▶ [Exercise directions] Go through the material below, tally each line containing "time", and write the tally alone.

(Exercise materials begins)

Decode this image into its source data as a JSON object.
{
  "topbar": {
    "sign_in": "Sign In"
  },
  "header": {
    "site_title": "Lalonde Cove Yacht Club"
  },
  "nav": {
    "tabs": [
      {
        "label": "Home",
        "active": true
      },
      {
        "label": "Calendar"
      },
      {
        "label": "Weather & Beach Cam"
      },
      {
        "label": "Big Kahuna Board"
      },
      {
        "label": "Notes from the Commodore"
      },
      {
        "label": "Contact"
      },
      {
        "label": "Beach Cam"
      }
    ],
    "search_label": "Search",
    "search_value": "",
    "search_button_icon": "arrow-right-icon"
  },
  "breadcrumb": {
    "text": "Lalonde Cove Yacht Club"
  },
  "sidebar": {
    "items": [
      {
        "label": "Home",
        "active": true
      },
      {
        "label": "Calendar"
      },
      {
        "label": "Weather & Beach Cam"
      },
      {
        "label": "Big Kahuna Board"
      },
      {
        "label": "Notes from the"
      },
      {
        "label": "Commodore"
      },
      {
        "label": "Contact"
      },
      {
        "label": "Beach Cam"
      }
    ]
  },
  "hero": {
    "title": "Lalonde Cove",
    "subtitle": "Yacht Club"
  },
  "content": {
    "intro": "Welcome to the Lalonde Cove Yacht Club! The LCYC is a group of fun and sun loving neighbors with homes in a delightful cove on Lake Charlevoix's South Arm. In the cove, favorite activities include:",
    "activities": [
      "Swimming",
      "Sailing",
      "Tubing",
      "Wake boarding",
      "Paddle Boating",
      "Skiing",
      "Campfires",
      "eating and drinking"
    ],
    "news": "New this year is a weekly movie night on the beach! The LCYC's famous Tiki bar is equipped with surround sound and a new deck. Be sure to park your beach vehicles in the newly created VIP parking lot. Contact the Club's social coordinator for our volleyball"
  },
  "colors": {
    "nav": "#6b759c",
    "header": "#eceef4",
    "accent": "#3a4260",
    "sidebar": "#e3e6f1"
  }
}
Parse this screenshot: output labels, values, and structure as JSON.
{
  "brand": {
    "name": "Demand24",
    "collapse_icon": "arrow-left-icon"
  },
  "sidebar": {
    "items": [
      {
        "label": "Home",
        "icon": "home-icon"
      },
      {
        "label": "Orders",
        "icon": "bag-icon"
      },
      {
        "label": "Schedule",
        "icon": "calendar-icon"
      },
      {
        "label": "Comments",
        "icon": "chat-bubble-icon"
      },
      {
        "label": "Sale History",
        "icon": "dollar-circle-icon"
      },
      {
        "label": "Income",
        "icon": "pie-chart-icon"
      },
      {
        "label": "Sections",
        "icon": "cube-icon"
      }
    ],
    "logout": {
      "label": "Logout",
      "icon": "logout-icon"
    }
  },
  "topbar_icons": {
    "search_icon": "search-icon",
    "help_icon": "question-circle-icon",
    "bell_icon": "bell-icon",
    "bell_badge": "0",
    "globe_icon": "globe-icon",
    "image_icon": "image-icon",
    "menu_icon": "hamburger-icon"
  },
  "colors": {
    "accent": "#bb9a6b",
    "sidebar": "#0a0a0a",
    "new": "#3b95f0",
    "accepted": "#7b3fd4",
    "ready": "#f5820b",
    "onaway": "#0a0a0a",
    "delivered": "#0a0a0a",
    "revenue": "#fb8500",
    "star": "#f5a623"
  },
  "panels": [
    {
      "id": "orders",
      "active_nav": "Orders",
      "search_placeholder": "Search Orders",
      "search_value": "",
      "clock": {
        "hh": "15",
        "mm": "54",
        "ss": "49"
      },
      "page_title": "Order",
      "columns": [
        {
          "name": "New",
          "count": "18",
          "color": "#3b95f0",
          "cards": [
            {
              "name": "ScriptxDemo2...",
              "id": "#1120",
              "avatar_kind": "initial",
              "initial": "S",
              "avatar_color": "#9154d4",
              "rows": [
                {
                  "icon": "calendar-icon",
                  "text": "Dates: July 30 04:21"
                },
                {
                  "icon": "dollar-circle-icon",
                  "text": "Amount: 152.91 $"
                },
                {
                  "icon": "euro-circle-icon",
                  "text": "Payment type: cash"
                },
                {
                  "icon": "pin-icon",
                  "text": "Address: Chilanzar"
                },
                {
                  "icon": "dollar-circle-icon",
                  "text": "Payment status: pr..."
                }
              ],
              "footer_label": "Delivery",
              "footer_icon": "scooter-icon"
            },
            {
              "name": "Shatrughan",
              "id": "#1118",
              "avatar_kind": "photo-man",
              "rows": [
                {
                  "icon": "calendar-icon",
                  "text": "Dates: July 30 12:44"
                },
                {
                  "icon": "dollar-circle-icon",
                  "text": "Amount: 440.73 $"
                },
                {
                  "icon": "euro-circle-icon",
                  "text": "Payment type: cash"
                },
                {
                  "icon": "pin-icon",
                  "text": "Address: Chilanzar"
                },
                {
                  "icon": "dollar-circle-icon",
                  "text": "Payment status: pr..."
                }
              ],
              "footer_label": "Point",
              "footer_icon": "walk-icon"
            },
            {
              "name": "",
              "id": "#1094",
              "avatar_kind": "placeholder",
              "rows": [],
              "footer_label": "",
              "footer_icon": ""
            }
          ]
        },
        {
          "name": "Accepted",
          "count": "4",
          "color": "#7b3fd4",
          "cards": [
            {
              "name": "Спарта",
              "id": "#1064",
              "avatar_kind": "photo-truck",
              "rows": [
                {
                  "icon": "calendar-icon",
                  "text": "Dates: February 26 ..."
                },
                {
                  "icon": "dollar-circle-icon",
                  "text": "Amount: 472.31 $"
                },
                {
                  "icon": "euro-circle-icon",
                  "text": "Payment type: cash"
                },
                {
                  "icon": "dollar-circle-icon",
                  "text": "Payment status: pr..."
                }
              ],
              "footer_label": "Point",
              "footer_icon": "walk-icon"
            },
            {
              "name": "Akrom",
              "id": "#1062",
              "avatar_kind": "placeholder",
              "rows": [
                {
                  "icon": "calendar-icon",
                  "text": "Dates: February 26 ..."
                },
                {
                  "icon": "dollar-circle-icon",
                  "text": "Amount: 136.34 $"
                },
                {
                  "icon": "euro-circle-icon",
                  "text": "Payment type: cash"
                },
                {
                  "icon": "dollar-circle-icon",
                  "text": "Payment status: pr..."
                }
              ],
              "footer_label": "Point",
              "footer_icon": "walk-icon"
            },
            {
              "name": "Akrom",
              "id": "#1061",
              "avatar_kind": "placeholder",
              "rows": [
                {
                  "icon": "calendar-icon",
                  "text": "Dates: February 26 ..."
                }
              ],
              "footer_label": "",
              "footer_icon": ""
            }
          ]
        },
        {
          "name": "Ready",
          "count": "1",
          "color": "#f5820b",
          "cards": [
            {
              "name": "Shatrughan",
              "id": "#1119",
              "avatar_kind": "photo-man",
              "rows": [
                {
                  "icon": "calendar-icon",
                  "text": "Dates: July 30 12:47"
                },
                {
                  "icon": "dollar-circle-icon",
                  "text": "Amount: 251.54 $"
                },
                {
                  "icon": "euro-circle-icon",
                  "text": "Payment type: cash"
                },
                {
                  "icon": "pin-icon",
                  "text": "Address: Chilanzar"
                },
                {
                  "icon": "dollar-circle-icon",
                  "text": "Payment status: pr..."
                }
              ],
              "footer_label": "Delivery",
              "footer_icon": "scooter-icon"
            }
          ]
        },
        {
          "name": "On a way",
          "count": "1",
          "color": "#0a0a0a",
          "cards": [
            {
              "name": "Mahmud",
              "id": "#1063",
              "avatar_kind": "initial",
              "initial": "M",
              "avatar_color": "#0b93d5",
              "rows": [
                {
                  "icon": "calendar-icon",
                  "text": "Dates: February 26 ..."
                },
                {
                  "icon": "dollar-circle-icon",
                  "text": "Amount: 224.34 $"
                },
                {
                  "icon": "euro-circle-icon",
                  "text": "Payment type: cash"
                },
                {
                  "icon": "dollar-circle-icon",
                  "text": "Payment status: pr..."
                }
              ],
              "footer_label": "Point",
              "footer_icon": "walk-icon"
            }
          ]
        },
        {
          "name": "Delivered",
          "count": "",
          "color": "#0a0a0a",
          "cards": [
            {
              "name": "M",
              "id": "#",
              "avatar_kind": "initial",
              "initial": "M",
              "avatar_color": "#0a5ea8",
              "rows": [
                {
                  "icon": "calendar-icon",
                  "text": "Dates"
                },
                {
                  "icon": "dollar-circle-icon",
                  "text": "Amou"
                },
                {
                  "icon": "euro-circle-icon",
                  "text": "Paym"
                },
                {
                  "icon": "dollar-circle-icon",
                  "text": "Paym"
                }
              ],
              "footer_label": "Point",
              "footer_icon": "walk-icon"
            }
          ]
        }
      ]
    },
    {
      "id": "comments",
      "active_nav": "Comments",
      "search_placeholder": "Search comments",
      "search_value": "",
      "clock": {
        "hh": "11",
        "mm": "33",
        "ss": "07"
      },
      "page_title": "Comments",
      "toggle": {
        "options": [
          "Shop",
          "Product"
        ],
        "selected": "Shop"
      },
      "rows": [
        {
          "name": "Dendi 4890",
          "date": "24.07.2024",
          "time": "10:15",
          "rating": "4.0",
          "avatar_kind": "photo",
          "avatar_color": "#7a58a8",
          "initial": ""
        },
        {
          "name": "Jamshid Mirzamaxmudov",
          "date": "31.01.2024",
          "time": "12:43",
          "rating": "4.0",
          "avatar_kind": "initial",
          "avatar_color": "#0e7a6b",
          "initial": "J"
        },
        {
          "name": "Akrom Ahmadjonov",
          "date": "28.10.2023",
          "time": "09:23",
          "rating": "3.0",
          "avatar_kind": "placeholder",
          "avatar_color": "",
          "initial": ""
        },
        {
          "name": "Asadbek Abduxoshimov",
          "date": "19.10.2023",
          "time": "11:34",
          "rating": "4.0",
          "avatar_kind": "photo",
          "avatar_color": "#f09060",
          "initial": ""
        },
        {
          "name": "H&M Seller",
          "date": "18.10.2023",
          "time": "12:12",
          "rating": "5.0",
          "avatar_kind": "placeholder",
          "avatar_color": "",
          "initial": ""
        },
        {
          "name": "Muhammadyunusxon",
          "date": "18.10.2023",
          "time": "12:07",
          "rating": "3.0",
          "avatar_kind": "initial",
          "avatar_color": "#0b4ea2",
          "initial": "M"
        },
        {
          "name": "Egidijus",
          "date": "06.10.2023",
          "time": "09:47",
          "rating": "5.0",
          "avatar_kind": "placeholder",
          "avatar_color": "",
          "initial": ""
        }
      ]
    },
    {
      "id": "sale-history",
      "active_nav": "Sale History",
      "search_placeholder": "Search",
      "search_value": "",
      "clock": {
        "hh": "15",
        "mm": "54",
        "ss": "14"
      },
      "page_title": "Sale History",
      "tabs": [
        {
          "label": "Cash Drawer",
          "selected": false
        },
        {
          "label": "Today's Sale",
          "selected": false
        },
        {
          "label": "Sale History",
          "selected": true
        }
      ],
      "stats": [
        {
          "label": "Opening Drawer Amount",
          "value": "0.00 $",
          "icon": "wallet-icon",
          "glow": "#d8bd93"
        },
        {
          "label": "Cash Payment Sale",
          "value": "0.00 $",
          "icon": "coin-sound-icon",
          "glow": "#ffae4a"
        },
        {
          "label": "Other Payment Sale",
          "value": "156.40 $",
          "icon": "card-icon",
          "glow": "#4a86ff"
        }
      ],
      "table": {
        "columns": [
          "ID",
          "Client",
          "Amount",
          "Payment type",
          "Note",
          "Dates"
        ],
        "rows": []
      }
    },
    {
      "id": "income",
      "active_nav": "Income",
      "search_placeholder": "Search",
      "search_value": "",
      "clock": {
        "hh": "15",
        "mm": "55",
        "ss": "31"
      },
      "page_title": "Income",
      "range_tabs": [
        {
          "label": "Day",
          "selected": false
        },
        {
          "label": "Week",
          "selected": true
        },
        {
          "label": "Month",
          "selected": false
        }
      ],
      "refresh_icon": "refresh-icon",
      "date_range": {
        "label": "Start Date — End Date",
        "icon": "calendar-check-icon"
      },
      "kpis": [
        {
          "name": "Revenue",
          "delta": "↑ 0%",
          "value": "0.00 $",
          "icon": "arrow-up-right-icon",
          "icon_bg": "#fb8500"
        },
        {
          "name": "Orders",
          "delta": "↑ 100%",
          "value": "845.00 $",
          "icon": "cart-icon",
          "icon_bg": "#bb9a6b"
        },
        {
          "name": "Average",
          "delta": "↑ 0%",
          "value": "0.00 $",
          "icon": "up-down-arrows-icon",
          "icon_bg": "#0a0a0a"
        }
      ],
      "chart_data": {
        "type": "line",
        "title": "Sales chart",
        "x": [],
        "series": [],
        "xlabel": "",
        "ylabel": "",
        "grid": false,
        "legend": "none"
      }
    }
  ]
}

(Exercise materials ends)

▶ [Your response] 7